Tinatin Ninua, Programme Coordinator for political corruption at Transparency International, writes on the need for more transparency in reporting of political party finances in Croatia.
A recently published report on the Western Balkans calls for effective oversight of political party funding that needs to be addressed both by public institutions and civil society. While political parties tend to mobilise significant amounts of money for elections, looking at their financial transactions during regular activities can be very insightful since parties often tend to start campaigning long before the official campaign period commences. The question is whether the election funds mobilised and spent outside of the official campaign period are properly reported and accounted for in a transparent and timely manner.
The example of the Croatian election held last Sunday illustrates why this is important. The official election campaign period in Croatia started on November 17 although by that time most of the contestants in the race had already put up their billboards and engaged in other forms of active voter outreach. Ten days before the election watchdog groups Transparency International Croatia and GONG had said that two of the biggest political groups in the race had been reporting less than what they have spent, according to the independent estimates. Two groups monitored the amount of media space used for election advertising and calculated their value according to the publicly available price lists.
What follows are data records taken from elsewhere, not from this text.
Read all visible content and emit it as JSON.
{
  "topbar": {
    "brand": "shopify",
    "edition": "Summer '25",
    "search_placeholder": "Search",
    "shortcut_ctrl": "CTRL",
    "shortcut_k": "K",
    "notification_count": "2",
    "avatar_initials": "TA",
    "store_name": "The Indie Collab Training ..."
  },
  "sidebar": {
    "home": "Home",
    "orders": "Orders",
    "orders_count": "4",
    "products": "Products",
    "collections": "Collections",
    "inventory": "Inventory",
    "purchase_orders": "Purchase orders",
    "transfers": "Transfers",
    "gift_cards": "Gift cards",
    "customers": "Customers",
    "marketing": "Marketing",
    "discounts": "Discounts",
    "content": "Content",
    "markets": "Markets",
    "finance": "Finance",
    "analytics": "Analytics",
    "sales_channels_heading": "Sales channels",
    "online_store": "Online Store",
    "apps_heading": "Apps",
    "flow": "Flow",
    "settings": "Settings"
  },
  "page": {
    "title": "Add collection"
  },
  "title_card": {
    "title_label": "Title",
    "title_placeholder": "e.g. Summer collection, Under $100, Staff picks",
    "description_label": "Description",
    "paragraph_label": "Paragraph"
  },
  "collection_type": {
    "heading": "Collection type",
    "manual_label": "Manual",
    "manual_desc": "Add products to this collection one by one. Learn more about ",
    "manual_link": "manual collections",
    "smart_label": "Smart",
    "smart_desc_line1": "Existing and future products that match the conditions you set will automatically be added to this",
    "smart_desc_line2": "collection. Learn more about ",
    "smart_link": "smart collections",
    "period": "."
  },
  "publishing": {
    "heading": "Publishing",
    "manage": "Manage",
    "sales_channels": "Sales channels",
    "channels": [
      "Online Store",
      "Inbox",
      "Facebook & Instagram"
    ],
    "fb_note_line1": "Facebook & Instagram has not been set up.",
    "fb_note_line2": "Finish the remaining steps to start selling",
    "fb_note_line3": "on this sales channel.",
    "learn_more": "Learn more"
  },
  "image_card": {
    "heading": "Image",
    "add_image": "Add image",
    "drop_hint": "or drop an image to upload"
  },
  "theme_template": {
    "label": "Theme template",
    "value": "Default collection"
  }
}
Observers agree that this election represented the first real test for the application of the new law, the Political Activity and Election Campaign Financing Act which was passed earlier this year and has introduced stricter provisions on reporting and disclosure requirements for parties.
As indicated by the findings of the report on transparency in funding of Political Parties in Croatia launched in Zagreb two weeks ago the reliability of official party reports in the past has scored quite low, suggesting that it is not always possible to obtain an accurate idea of financing from official records of political parties. Reports which have to be filed to the Central Election Commission after the election will demonstrate how parties comply to the new requirements. It will also show to what extent the oversight will be exercised, particularly when it comes to identifying the breaching of rules and sanctioning the violations.
However, for the oversight to work it needs to make sure that parties are properly reporting on all funds raised and expenses undertaken. For that purpose there needs to be a clear distinction between regular financing of parties and funding of election campaigns. The Central Election Commission has stated that all expenditure related to elections has to be reported irrespective of the timing of transactions falling in the campaign period. In other words, parties have to report how much money they have paid for placing ads, holding meetings and purchasing services for printing election related material even before the official campaign period kicked off .
However, for the Central Election Commission to know whether parties are in fact reporting on all their election related expenses they will need to see that annual reports of parties do not contain any expenditure that could be related to elections. And this is where the loophole of the current system lies. The expenditure part of the annual reports of parties are not detailed enough to allow that kind of analysis and comparison.
As part of its recommendations of the report, Transparency International Croatia is calling for making expenditure section of the annual financial reports sufficiently detailed. This would allow the identification of vendors and transaction times. That would help the oversight agencies to detect any possible violations and identify to what extent parties have procured services for election purposes outside of the election periods. Such details could help to bring teeth to the new law and make it a real instrument of effective oversight in the hands of the supervising institutions and greater public.